Typical day

Breakfast- Fiber one original cereal w/ unsweetened Almond Breeze Milk = 13 Net carbs

Mid morning- Coffee or tea with half and half and Splenda = 3 Net carbs

Lunch- Big salad with grilled chicken breast and blue cheese dressing = 9 net carbs (approximate)

Snack – Beef jerky and diet coke = 5 net carbs

Dinner – Chicken with Broccoli and Cauliflower = 5 net carbs

Evening treat- either a Jell-O Temptations mouse cup or a light beer, but only if I really want it. = 5 net carbs

Total=35-40 net carbs on average.

I really don’t feel deprived at all. The first couple of weeks are the hardest, because your body is adjusting to the change, but once your body makes that adjustment, you feel so much better. Your energy increases, you don’t have that sluggish feeling mid afternoon. In fact, when I do make an exception and eat some sugar or flour I actually feel a little lightheaded or high now.

There are a lot of health benefits to eating low carb, and I’ll get into all of those in my next post. The single biggest advantage though (for me) is that I’m not hungry anymore. Can you imagine that? You can lose weight without being hungry. It’s amazing to me. The protein and fat that you eat is so satisfying that once your body switches from sugar burning mode to fat burning mode, you will find yourself eating less naturally without wanting more. Really, that is the key to long term weight loss, isn't it?
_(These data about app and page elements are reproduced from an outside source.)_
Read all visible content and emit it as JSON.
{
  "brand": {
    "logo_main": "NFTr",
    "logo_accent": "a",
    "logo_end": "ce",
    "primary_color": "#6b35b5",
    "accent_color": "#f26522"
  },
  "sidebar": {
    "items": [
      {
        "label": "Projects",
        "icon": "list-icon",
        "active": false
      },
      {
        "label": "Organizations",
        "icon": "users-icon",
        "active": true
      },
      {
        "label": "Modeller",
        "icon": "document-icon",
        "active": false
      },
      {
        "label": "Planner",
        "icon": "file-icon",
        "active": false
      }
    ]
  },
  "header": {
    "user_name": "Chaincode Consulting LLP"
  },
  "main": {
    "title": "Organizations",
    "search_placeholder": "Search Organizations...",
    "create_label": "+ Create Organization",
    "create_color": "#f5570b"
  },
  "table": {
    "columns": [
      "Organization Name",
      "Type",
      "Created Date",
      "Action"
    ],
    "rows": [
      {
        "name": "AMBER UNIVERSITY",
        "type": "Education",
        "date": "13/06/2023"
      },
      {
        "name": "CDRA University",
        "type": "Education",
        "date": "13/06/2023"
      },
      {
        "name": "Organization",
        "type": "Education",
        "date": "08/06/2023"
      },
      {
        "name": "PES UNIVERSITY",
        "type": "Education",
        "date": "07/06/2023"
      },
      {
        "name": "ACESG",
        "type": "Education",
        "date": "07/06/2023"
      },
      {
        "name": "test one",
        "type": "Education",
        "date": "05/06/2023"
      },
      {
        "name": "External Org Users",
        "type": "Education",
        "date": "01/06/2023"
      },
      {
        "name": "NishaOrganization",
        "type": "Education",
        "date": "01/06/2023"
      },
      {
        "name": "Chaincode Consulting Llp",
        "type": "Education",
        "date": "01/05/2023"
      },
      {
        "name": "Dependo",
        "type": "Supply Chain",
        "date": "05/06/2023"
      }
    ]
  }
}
My next post I’m going to talk some about Insulin and how your body’s metabolism works. This is what I mean when you've heard me say that the science behind this way of eating makes sense. I'm going to try to break it down in a way that is easy to understand, because this is where a lot of people are misinformed and get the impression that eating fewer carbs isn't healthy.


  1. I think so long as you take a healthy mindset towards it, it really can be effective. My big fear when trying it way back was not getting enough calcium since osteoporosis run in my family.. I am sure there are plenty of ways to break through that barrier though.

  2. Great post.

    I use the Lean For Life program which was my first exposure to low carb. Much of the time I use the knowledge I've gained to simply eat better.

    Like you it's not a big deal to cut out the cake, bread, pasta, etc. Well it is a big deal if you're as addicted to bread as I am! Atkin's is given a bad name by some who don't fully understand it or take advantage of it to eat high fat ... I don't see fat as a bad thing but something to eat in moderation. I don't follow Atkins or South Beach or Dr. Phil's diet for those with insulin resistance. They all looked too complicated.

    I will be so glad when every-day science, mindset, official thinking etc. catches up with the knowledge that we can live increasingly healthy lives on lower carbs than are currently recommended.

    What can be healthier than diet rich in natural and whole foods, protein, veggies and fruit? Interestingly there are some elite sports people who follow lower carb diets because they have found the high carb diets generally recommended for very active people slow them down.

    I think the emphasis should always be on healthier foods and a low carbohydrate diet is just another way of expressing this.

    Wishing you a good week and I look forward to your next post.

  3. True dat. I love the Low-Carb lifestyle. I've taken a bit of time off of it for the Eat.Stop.Eat program, but I sort of miss low carb. And I can really FEEL the impact carbs/sugar have on my body. I'm slowly working it out. :)

    Good for you, figuring out a program that you enjoy! :)